Message #4078

From: Marc Ringuette <>
Subject: Re: [MC4D] 2x2x2x2: List of useful algorithms (please add yours)
Date: Sun, 29 Jul 2018 12:04:54 -0700

I thought I’d re-read Joel Karlsson’s message from 12/21/2017 discussing
the commutators that he used to solve the puzzle, and pondering it led
me to this nice short double pair swap.

2x2 cycle:   Uy2 Lx’ Uy2 Lx Uy2 Rxy2   Uy2 Lx’ Uy2 Lx Uy2 Rxy2   (12
moves canonical)
  (all changes are in the UF quarter of the puzzle, LUFO <–> LUFI, 

And a related 3-cycle,

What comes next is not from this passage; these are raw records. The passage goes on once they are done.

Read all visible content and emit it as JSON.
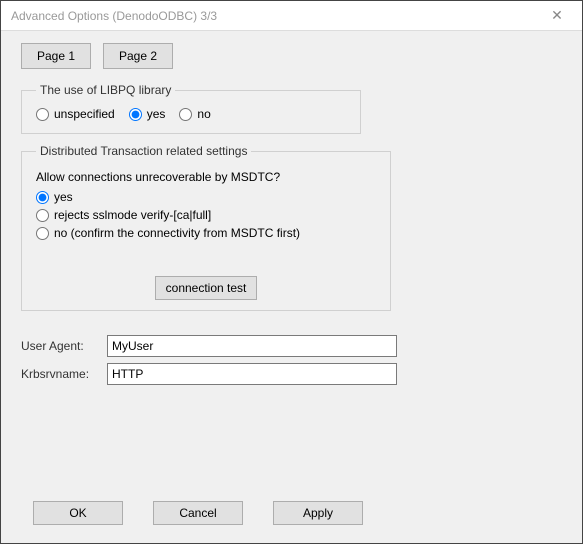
{
  "titlebar": {
    "title": "Advanced Options (DenodoODBC) 3/3"
  },
  "tabs": {
    "page1": "Page 1",
    "page2": "Page 2"
  },
  "libpq": {
    "legend": "The use of LIBPQ library",
    "options": {
      "unspecified": "unspecified",
      "yes": "yes",
      "no": "no"
    },
    "selected": "yes"
  },
  "dtx": {
    "legend": "Distributed Transaction related settings",
    "question": "Allow connections unrecoverable by MSDTC?",
    "options": {
      "yes": "yes",
      "rejects": "rejects sslmode verify-[ca|full]",
      "no": "no (confirm the connectivity from MSDTC first)"
    },
    "selected": "yes",
    "conn_test_label": "connection test"
  },
  "form": {
    "user_agent_label": "User Agent:",
    "user_agent_value": "MyUser",
    "krbsrvname_label": "Krbsrvname:",
    "krbsrvname_value": "HTTP"
  },
  "footer": {
    "ok": "OK",
    "cancel": "Cancel",
    "apply": "Apply"
  }
}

3-cycle:  Uy2 Rx’ Uy2 Rx’y2 Uy2 Rx Uy2   Ly   Uy2 Rx’ Uy2 Rx’y2 Uy2 Rx
Uy2  Ly’   (16 moves canonical)
 (all changes are in the LU quarter of the puzzle, LUFO –> LUBI –> LUBO)

Both of these act on a restricted 1/4 of the puzzle, in contrast to the
3-cycle I gave in yesterday’s list, where the pieces involved are widely
distributed around the puzzle, so that there is no half of the puzzle
that does not contain a moved piece.

3-cycle:  Lz’  Fz2 Lx Fz2 Lx’ Fz2 Lz  Ox2   Lz’  Fz2 Lx Fz2 Lx’ Fz2 Lz 
Ox2  (16 moves canonical)
  (moves LUFI –> RUFO –> RDBO)

Hmm, I wonder if there might be a sensible classification scheme for
cycles and swaps based on the number of dimensions that are twisted, the
number of half-puzzles that are unchanged, and the fraction of the
orientations that can be accessed.   At this point I have no idea.  As I
try to develop an efficient 3-cycle-based solution scheme, maybe it’ll
come to me.

On 12/21/2017 2:05 PM, Joel Karlsson
[4D_Cubing] wrote:
> The commutators I use are based on one simple idea. Isolate one or two
> pieces (depending on what you want to accomplish) from the bottom half
> on the top half (holding the cube upright), then rotate the top face
> (to accomplish a swap or rotation for example), reverse the first
> step, rotate the bottom face and lastly perform the first three steps
> in reverse. The first step can quite easily be done with 7 and 3 moves
> respectively, resulting in sequences from 7 to 32 moves (sometimes the
> first three steps are enough, depending on how much you want to
> preserve).